10-Mile Commute Can Hurt Your Health

For many Americans, a daily commute isn’t just the worst part of the day — it’s also a health risk.
With the cost of living increasing in many urban areas, and technological advances allowing for more work to be done from home, it’s not surprising that more Americans are commuting to work from farther and farther away.
Studies have confirmed that these commutes, some as short as 10 miles, have numerous detrimental effects on health that include everything from lower happiness to high blood pressure.
But even as more evidence points to traffic jams or lengthy commutes as being harmful to health, the average U.S. commute time and distance continues to rise.
This month, Haven Life released new findings on the top 10 worst commuting cities include New York, New Jersey, Chicago, and Newark.

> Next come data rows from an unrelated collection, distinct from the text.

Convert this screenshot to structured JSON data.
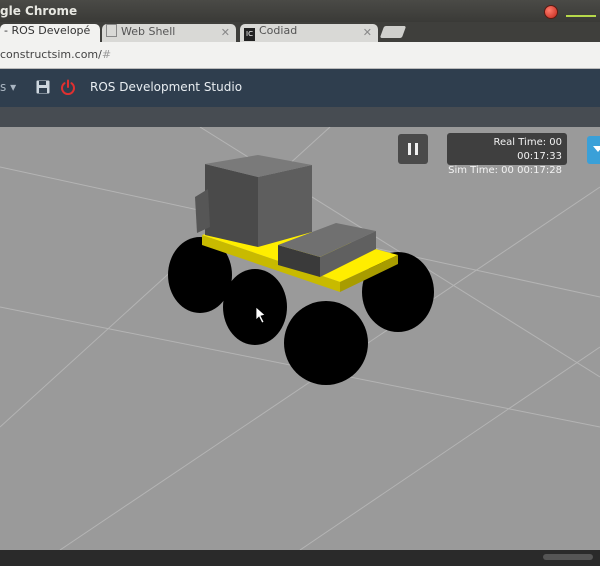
{
  "window": {
    "title": "gle Chrome"
  },
  "tabs": [
    {
      "label": "- ROS Developé",
      "icon": "page-icon",
      "active": true
    },
    {
      "label": "Web Shell",
      "icon": "document-icon",
      "active": false
    },
    {
      "label": "Codiad",
      "icon_text": "IC",
      "icon": "codiad-icon",
      "active": false
    }
  ],
  "address": {
    "url_main": "constructsim.com/",
    "url_hash": "#"
  },
  "header": {
    "menu_stub": "s ▾",
    "title": "ROS Development Studio"
  },
  "sim": {
    "real_time_label": "Real Time: 00 00:17:33",
    "sim_time_label": "Sim Time: 00 00:17:28"
  },
  "colors": {
    "header_bg": "#2f3e4e",
    "power_red": "#e03030",
    "chassis_yellow": "#ffee00",
    "ground": "#9a9a9a",
    "side_tab": "#3aa0d8"
  }
}
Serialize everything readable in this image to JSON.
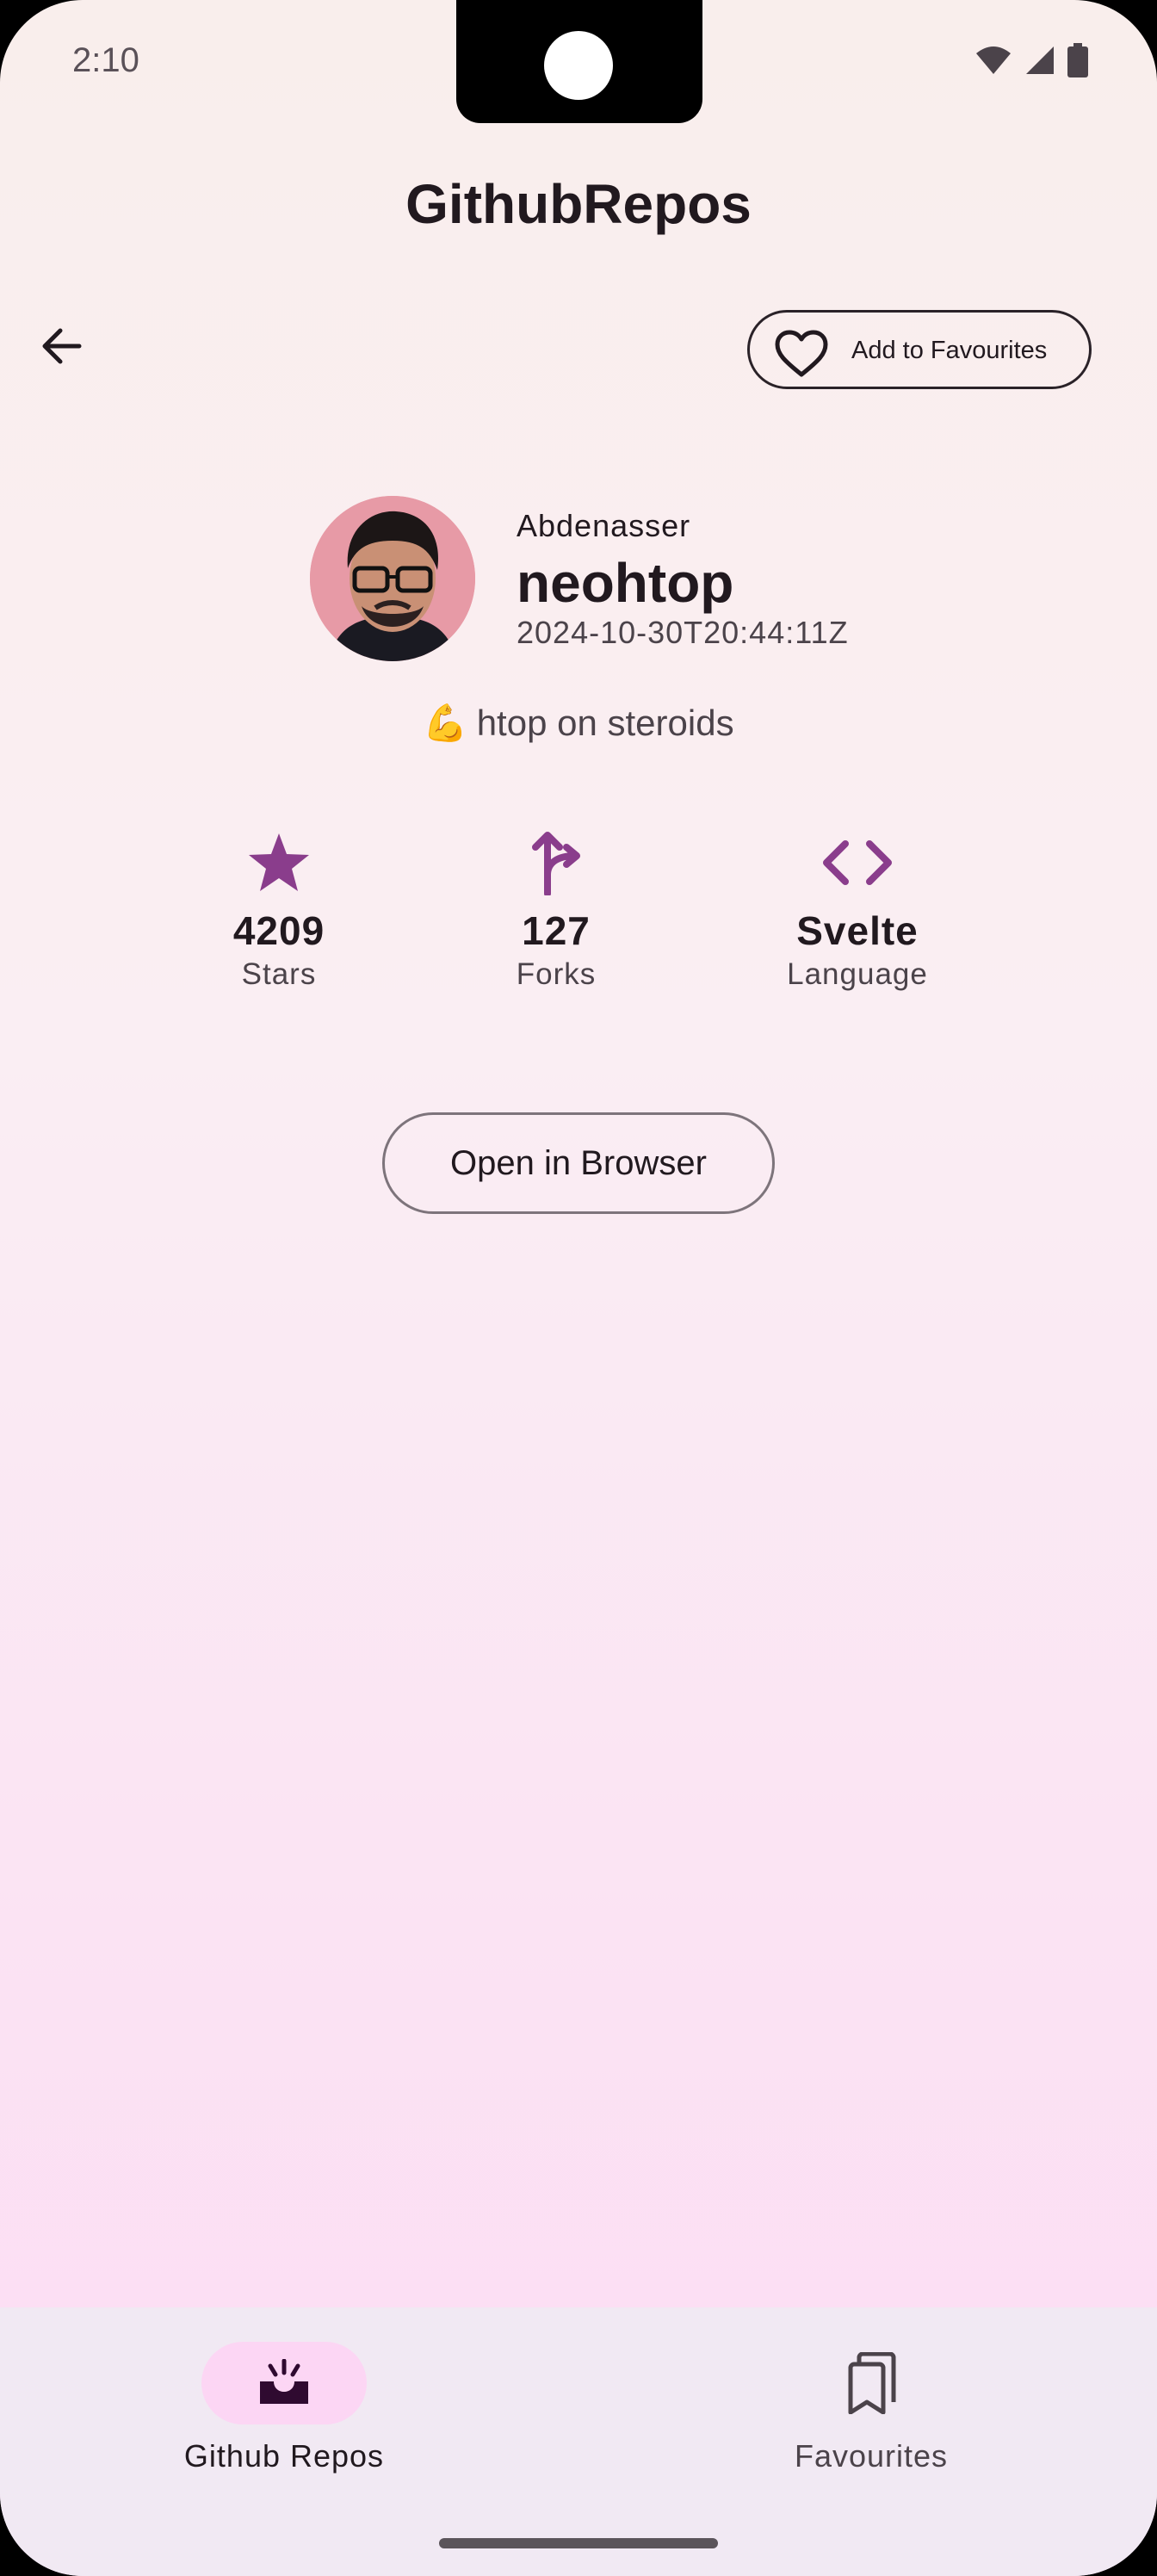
{
  "status_bar": {
    "time": "2:10"
  },
  "app_bar": {
    "title": "GithubRepos"
  },
  "actions": {
    "favourite_label": "Add to Favourites"
  },
  "repo": {
    "owner": "Abdenasser",
    "name": "neohtop",
    "updated_at": "2024-10-30T20:44:11Z",
    "description_emoji": "💪",
    "description": "htop on steroids"
  },
  "stats": {
    "stars": {
      "value": "4209",
      "label": "Stars"
    },
    "forks": {
      "value": "127",
      "label": "Forks"
    },
    "language": {
      "value": "Svelte",
      "label": "Language"
    }
  },
  "open_browser_label": "Open in Browser",
  "bottom_nav": {
    "items": [
      {
        "label": "Github Repos",
        "icon": "inbox-tray-icon",
        "selected": true
      },
      {
        "label": "Favourites",
        "icon": "bookmarks-icon",
        "selected": false
      }
    ]
  },
  "colors": {
    "accent": "#8a3d8c",
    "nav_selected_pill": "#fcd6f4",
    "nav_background": "#f1e9f3",
    "text_primary": "#21191f"
  }
}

In the most highly-trafficked areas, commuters can spend over 80 minutes going to and from work, according to the research that was pulled from data released by the U.S. Census Bureau,